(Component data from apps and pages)
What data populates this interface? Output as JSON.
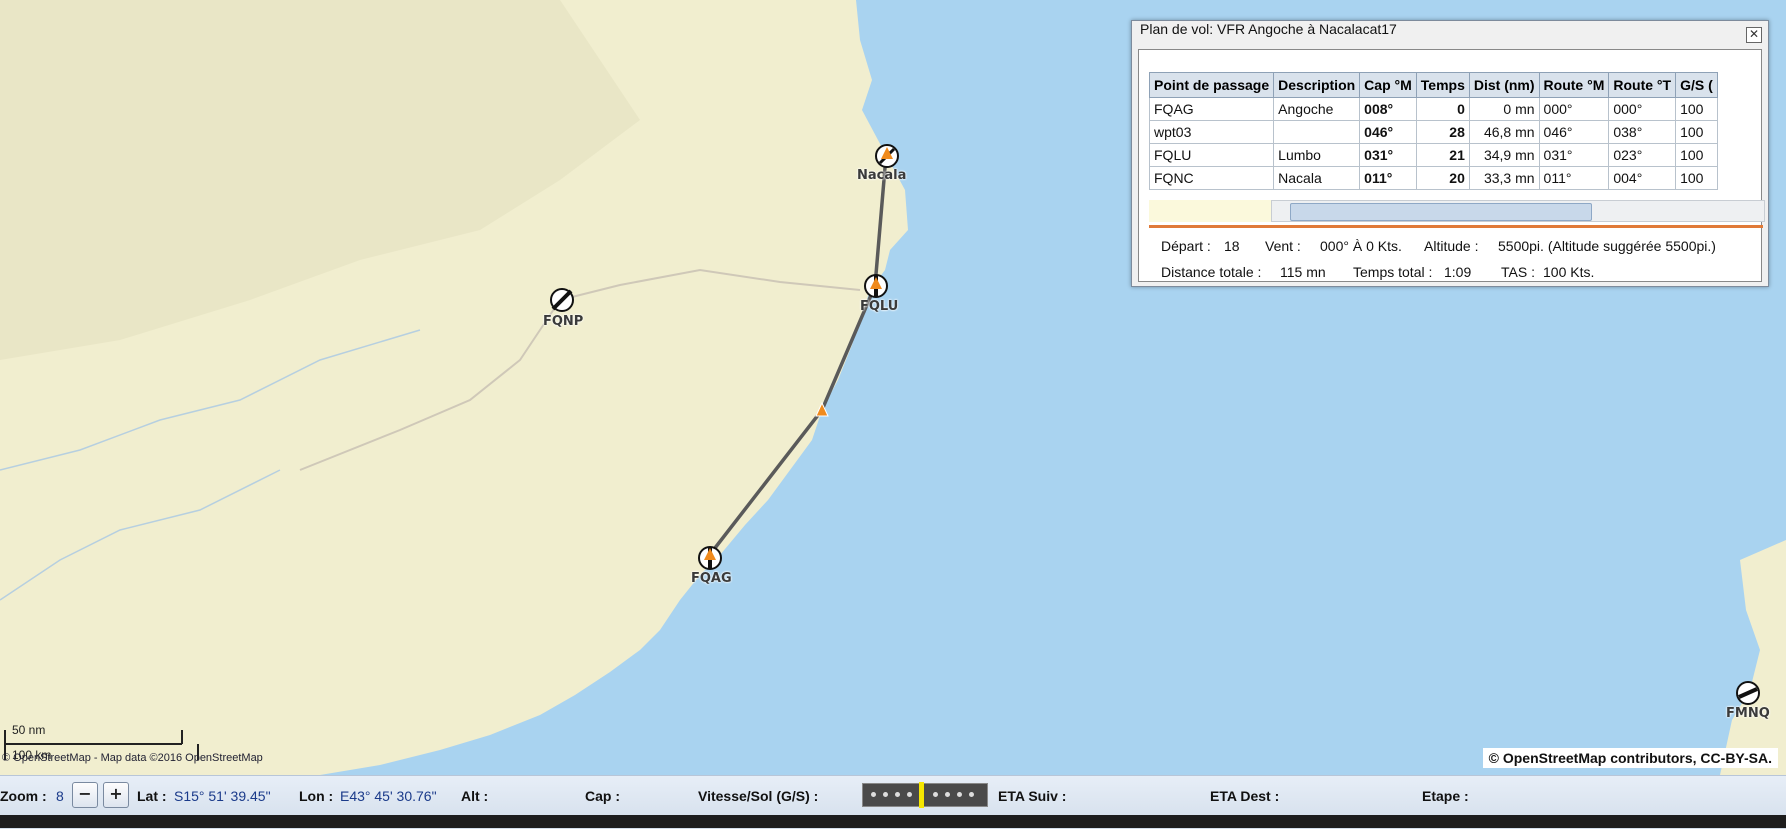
{
  "map": {
    "waypoints": [
      {
        "id": "FQNP"
      },
      {
        "id": "FQAG"
      },
      {
        "id": "FQLU"
      },
      {
        "id": "Nacala"
      },
      {
        "id": "FMNQ"
      }
    ],
    "scale": {
      "nm": "50 nm",
      "km": "100 km"
    },
    "attribution_small": "© OpenStreetMap - Map data ©2016 OpenStreetMap",
    "attribution": "© OpenStreetMap contributors, CC-BY-SA.",
    "colors": {
      "land": "#f3efd0",
      "sea": "#a9d3f0",
      "route": "#5a5a5a",
      "marker": "#f08a1c"
    }
  },
  "flight_plan": {
    "title": "Plan de vol: VFR Angoche à Nacalacat17",
    "close_icon": "close-icon",
    "columns": [
      "Point de passage",
      "Description",
      "Cap °M",
      "Temps",
      "Dist (nm)",
      "Route °M",
      "Route °T",
      "G/S ("
    ],
    "rows": [
      {
        "point": "FQAG",
        "description": "Angoche",
        "cap": "008°",
        "temps": "0",
        "dist": "0 mn",
        "route_m": "000°",
        "route_t": "000°",
        "gs": "100"
      },
      {
        "point": "wpt03",
        "description": "",
        "cap": "046°",
        "temps": "28",
        "dist": "46,8 mn",
        "route_m": "046°",
        "route_t": "038°",
        "gs": "100"
      },
      {
        "point": "FQLU",
        "description": "Lumbo",
        "cap": "031°",
        "temps": "21",
        "dist": "34,9 mn",
        "route_m": "031°",
        "route_t": "023°",
        "gs": "100"
      },
      {
        "point": "FQNC",
        "description": "Nacala",
        "cap": "011°",
        "temps": "20",
        "dist": "33,3 mn",
        "route_m": "011°",
        "route_t": "004°",
        "gs": "100"
      }
    ],
    "info": {
      "depart_label": "Départ :",
      "depart_value": "18",
      "vent_label": "Vent :",
      "vent_value": "000° À 0 Kts.",
      "altitude_label": "Altitude :",
      "altitude_value": "5500pi. (Altitude suggérée 5500pi.)",
      "distance_label": "Distance totale :",
      "distance_value": "115 mn",
      "temps_label": "Temps total :",
      "temps_value": "1:09",
      "tas_label": "TAS :",
      "tas_value": "100 Kts."
    }
  },
  "statusbar": {
    "zoom_label": "Zoom :",
    "zoom_value": "8",
    "zoom_out": "−",
    "zoom_in": "+",
    "lat_label": "Lat :",
    "lat_value": "S15° 51' 39.45\"",
    "lon_label": "Lon :",
    "lon_value": "E43° 45' 30.76\"",
    "alt_label": "Alt :",
    "cap_label": "Cap :",
    "vitesse_label": "Vitesse/Sol (G/S) :",
    "eta_suiv_label": "ETA Suiv :",
    "eta_dest_label": "ETA Dest :",
    "etape_label": "Etape :"
  }
}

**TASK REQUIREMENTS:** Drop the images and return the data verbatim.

**FINISHED EXERCISE:**
What data populates this interface? Output as JSON.
{
  "map": {
    "waypoints": [
      {
        "id": "FQNP"
      },
      {
        "id": "FQAG"
      },
      {
        "id": "FQLU"
      },
      {
        "id": "Nacala"
      },
      {
        "id": "FMNQ"
      }
    ],
    "scale": {
      "nm": "50 nm",
      "km": "100 km"
    },
    "attribution_small": "© OpenStreetMap - Map data ©2016 OpenStreetMap",
    "attribution": "© OpenStreetMap contributors, CC-BY-SA.",
    "colors": {
      "land": "#f3efd0",
      "sea": "#a9d3f0",
      "route": "#5a5a5a",
      "marker": "#f08a1c"
    }
  },
  "flight_plan": {
    "title": "Plan de vol: VFR Angoche à Nacalacat17",
    "close_icon": "close-icon",
    "columns": [
      "Point de passage",
      "Description",
      "Cap °M",
      "Temps",
      "Dist (nm)",
      "Route °M",
      "Route °T",
      "G/S ("
    ],
    "rows": [
      {
        "point": "FQAG",
        "description": "Angoche",
        "cap": "008°",
        "temps": "0",
        "dist": "0 mn",
        "route_m": "000°",
        "route_t": "000°",
        "gs": "100"
      },
      {
        "point": "wpt03",
        "description": "",
        "cap": "046°",
        "temps": "28",
        "dist": "46,8 mn",
        "route_m": "046°",
        "route_t": "038°",
        "gs": "100"
      },
      {
        "point": "FQLU",
        "description": "Lumbo",
        "cap": "031°",
        "temps": "21",
        "dist": "34,9 mn",
        "route_m": "031°",
        "route_t": "023°",
        "gs": "100"
      },
      {
        "point": "FQNC",
        "description": "Nacala",
        "cap": "011°",
        "temps": "20",
        "dist": "33,3 mn",
        "route_m": "011°",
        "route_t": "004°",
        "gs": "100"
      }
    ],
    "info": {
      "depart_label": "Départ :",
      "depart_value": "18",
      "vent_label": "Vent :",
      "vent_value": "000° À 0 Kts.",
      "altitude_label": "Altitude :",
      "altitude_value": "5500pi. (Altitude suggérée 5500pi.)",
      "distance_label": "Distance totale :",
      "distance_value": "115 mn",
      "temps_label": "Temps total :",
      "temps_value": "1:09",
      "tas_label": "TAS :",
      "tas_value": "100 Kts."
    }
  },
  "statusbar": {
    "zoom_label": "Zoom :",
    "zoom_value": "8",
    "zoom_out": "−",
    "zoom_in": "+",
    "lat_label": "Lat :",
    "lat_value": "S15° 51' 39.45\"",
    "lon_label": "Lon :",
    "lon_value": "E43° 45' 30.76\"",
    "alt_label": "Alt :",
    "cap_label": "Cap :",
    "vitesse_label": "Vitesse/Sol (G/S) :",
    "eta_suiv_label": "ETA Suiv :",
    "eta_dest_label": "ETA Dest :",
    "etape_label": "Etape :"
  }
}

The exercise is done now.